• [Description of the task]
Locate the string "time" in the records below. Copy every line where it occurs.

Items from a data source:
○ ○ ○ ○ ○

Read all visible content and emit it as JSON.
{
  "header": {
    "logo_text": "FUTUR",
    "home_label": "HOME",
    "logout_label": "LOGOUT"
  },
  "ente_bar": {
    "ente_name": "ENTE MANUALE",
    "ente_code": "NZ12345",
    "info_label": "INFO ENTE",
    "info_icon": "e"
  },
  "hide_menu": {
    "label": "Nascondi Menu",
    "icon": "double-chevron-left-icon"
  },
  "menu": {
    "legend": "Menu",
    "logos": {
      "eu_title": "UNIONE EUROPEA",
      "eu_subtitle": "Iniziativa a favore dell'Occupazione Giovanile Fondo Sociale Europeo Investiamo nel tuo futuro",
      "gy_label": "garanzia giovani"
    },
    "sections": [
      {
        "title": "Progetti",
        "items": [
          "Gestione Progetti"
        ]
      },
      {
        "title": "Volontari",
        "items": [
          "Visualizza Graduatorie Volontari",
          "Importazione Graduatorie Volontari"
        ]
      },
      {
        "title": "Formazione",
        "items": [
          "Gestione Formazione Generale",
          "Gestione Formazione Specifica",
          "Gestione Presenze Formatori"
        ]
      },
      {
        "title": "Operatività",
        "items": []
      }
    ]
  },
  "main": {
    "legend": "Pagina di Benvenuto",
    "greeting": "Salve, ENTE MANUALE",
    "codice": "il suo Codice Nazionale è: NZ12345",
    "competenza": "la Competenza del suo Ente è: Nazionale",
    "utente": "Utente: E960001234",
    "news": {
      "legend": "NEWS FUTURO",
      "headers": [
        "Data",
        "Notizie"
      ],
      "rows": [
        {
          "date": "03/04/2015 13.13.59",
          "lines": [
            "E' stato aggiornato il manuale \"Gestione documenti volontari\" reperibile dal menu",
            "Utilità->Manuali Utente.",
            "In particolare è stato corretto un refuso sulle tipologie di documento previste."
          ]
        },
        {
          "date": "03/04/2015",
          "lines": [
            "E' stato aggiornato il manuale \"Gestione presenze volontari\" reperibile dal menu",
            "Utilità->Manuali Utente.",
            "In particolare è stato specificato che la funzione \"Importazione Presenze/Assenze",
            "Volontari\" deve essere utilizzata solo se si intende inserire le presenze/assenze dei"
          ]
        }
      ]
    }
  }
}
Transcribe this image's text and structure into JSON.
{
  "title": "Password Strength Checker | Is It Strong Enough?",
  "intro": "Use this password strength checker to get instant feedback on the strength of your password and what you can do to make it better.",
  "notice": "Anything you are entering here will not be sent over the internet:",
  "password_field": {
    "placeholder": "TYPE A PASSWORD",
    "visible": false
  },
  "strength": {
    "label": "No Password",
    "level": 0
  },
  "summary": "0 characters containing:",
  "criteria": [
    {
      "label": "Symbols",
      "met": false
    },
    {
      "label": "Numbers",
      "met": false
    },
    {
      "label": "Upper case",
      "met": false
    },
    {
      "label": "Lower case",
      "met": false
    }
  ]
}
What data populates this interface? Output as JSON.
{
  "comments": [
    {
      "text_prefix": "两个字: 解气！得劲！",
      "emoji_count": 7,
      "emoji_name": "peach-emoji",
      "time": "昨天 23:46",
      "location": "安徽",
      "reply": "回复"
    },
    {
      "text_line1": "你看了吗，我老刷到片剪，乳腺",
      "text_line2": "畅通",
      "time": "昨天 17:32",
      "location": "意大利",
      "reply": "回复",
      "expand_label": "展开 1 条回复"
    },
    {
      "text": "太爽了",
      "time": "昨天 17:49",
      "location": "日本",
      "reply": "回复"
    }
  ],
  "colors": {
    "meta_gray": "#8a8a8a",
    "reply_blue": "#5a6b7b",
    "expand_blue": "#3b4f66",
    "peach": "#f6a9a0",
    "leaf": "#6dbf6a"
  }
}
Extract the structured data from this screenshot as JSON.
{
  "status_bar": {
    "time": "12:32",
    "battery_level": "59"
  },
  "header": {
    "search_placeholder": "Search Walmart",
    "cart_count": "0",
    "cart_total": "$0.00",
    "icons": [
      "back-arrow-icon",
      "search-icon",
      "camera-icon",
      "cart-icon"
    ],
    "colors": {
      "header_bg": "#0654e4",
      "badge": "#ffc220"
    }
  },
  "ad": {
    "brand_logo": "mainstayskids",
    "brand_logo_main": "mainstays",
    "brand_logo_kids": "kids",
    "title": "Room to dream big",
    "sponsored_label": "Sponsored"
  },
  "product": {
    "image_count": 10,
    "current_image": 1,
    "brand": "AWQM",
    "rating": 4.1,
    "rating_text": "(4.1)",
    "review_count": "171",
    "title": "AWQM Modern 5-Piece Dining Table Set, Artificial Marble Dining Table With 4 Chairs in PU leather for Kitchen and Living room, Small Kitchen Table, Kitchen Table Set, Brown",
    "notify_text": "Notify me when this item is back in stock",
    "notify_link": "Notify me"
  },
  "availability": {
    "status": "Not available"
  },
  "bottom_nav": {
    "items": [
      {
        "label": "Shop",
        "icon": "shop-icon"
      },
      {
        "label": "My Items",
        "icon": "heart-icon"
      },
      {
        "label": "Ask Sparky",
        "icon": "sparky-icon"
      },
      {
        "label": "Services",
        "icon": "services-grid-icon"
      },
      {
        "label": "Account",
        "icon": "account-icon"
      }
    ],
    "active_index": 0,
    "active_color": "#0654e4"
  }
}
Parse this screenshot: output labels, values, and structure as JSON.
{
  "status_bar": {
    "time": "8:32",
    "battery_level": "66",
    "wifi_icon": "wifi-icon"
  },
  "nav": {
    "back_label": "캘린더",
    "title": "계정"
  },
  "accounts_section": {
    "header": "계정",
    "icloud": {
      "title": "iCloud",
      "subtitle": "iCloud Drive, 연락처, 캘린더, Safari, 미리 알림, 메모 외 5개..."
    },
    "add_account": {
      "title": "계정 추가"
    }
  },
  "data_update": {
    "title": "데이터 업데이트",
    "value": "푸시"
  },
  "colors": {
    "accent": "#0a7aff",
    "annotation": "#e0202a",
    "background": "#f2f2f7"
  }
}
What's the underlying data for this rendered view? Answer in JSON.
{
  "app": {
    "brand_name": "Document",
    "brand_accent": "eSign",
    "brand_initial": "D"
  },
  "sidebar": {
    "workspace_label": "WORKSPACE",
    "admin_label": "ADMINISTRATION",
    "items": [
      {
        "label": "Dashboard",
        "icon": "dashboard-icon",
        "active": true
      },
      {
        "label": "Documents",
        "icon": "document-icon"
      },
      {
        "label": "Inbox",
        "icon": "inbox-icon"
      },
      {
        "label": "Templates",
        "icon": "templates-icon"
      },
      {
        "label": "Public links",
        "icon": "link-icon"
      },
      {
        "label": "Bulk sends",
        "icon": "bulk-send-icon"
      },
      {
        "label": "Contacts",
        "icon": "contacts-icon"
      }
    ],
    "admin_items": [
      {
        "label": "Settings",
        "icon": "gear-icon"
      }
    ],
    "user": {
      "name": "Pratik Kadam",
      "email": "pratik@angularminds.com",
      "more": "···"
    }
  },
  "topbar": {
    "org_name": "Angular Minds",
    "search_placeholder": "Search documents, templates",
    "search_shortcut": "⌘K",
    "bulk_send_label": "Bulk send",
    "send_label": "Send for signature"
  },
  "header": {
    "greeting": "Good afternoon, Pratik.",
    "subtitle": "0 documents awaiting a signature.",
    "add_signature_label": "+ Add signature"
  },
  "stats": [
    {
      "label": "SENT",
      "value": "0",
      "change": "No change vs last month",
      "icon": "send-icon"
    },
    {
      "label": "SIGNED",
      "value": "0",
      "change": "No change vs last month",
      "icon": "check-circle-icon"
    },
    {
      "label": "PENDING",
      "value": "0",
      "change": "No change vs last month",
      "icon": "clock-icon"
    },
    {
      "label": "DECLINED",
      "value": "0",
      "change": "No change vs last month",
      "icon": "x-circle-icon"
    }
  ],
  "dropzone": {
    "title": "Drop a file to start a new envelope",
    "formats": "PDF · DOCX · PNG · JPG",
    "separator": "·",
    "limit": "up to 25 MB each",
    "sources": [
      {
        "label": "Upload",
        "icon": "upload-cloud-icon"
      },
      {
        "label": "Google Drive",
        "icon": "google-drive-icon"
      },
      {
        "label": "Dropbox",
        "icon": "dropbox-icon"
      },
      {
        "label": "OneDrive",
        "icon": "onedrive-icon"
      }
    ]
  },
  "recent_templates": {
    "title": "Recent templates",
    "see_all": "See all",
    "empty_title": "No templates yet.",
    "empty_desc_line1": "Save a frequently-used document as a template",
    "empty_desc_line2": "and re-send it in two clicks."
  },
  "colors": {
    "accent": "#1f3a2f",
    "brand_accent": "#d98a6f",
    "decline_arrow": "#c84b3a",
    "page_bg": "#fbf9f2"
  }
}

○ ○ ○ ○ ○

• [Result below]
      "time": "昨天 23:46",
      "time": "昨天 17:32",
      "time": "昨天 17:49",
    "time": "12:32",
    "time": "8:32",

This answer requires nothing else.